In certain cases officers will revisit premises to ensure legal compliance with more serious hygiene issues. This is likely if you were awarded a score of 15 or more in any single category that makes up your overall rating.
This compliance visit is not an opportunity for the score to be reassessed. It is more appropriate and consistent for the business to be re-rated at a separate re-inspection or re-visit requested by the Food Business Owner.
How do you apply for a re-inspection or re-visit?
The request can be made by completing a form or in writing (including by email). It should outline the case for a re-inspection or re-visit. It should indicate the actions that have been taken by the Food Business Owner to improve the level of compliance since the planned intervention and, where appropriate, should include supporting evidence.
The supporting case should refer to the actions the local authority told the Food Business Owner would need to be made in order to achieve legal compliance. These issues will have been highlighted on the report left at the time of the inspection and in some cases a follow-up warning letter.
Does the local authority have to accept all requests for re-inspections or re-visits?

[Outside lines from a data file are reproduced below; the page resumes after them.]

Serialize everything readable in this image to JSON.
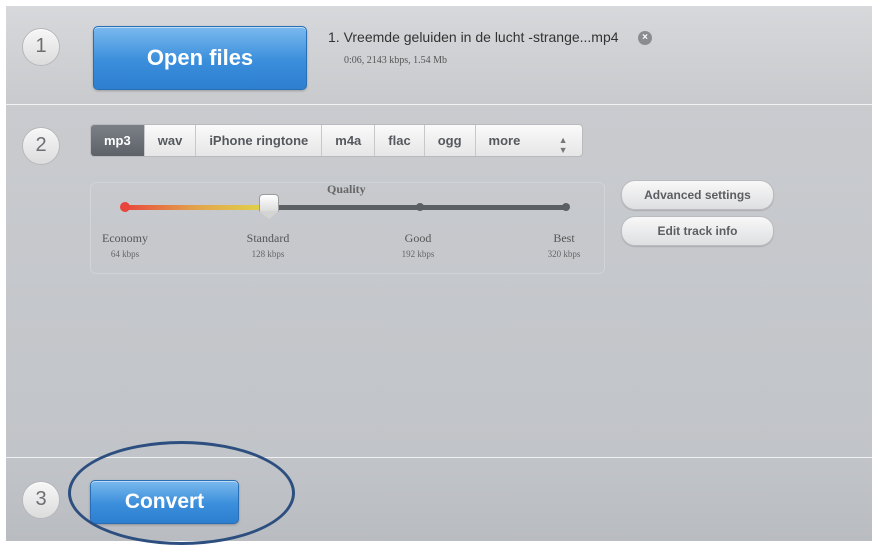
{
  "step1": {
    "number": "1",
    "open_label": "Open files",
    "file": {
      "title": "1. Vreemde geluiden in de lucht -strange...mp4",
      "meta": "0:06, 2143 kbps, 1.54 Mb",
      "remove_icon": "×"
    }
  },
  "step2": {
    "number": "2",
    "formats": [
      "mp3",
      "wav",
      "iPhone ringtone",
      "m4a",
      "flac",
      "ogg"
    ],
    "active_format": "mp3",
    "more_label": "more",
    "quality": {
      "title": "Quality",
      "selected_fraction": 0.33,
      "levels": [
        {
          "name": "Economy",
          "kbps": "64 kbps"
        },
        {
          "name": "Standard",
          "kbps": "128 kbps"
        },
        {
          "name": "Good",
          "kbps": "192 kbps"
        },
        {
          "name": "Best",
          "kbps": "320 kbps"
        }
      ]
    },
    "advanced_label": "Advanced settings",
    "edit_track_label": "Edit track info"
  },
  "step3": {
    "number": "3",
    "convert_label": "Convert"
  },
  "colors": {
    "accent_blue": "#3a8edb",
    "annotation_circle": "#2c4f80",
    "slider_red": "#e8453c",
    "slider_yellow": "#e0d64a"
  }
}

No. If the case made by the Food Business Owner is not substantiated, or insufficient evidence is provided, the local authority can refuse to undertake a re-inspection or re-visit.
The local authority must explain why the request is being refused. It should re-emphasise the priority actions that must be taken in order to improve the level of legal compliance. It should also indicate what evidence will be needed for agreement to a re-inspection or re-visit to be made.
If the Food Business Owner disagrees with the local authority’s decision to refuse a request for a re-inspection or re-visit, they can raise the issue with the Lead Officer for Food. If the matter cannot be resolved, the Food Business Owner has the option of using the local authority complaints procedure.
Where there is a supporting case, must a re-inspection or re-visit be made or can a new food hygiene rating be given on the basis of documentary evidence?
A re-inspection or re-visit must be made. A new food hygiene rating should not be given on the basis of documentary evidence only.
Where a re-inspection or re-visit is to be undertaken, should this be unannounced?
Yes. Such a visit should be unannounced unless it is necessary to ensure that certain staff are present, or unless an unannounced visit would compromise food safety.
Are powers of entry and authorisation required for requested re-inspections or re-visits?
By virtue of making a request, the Food Business Owner is inviting the local authority onto their premises. Clearly, where entry onto premises is with the consent of the Food Business Owner, formal powers of entry and authorisation are not being exercised.
It should be made clear, however, that the officer is still authorised under the Food Safety and Hygiene (England) Regulations 2013. As such, they retain powers of entry and have the powers to take enforcement action where appropriate.
If hygiene standards have not improved or have deteriorated at the time of the re-inspection or re-visit, should a lower food hygiene rating be given?
At the time of the re-inspection or re-visit, the local authority officer should not only check that the required improvements have been made. They should also assess the level of compliance overall. This means that the food hygiene rating could go up, down or remain the same if deemed appropriate by the local authority officer.
If an appropriate intervention is undertaken, can the intervention rating (not the Food Hygiene Rating) also be changed?
Yes. If an inspection, partial inspection or audit has been undertaken, the intervention rating should be reviewed and revised if deemed appropriate by the local authority officer. This is in line with the Food Law Code of Practice.
If an official control intervention other than an inspection, partial inspection or audit is carried out the intervention rating cannot be changed. This is the only situation where a food hygiene rating can be changed without determining the intervention rating.
When a re-rating has been given on this basis, there will be no change to the date of the next planned intervention.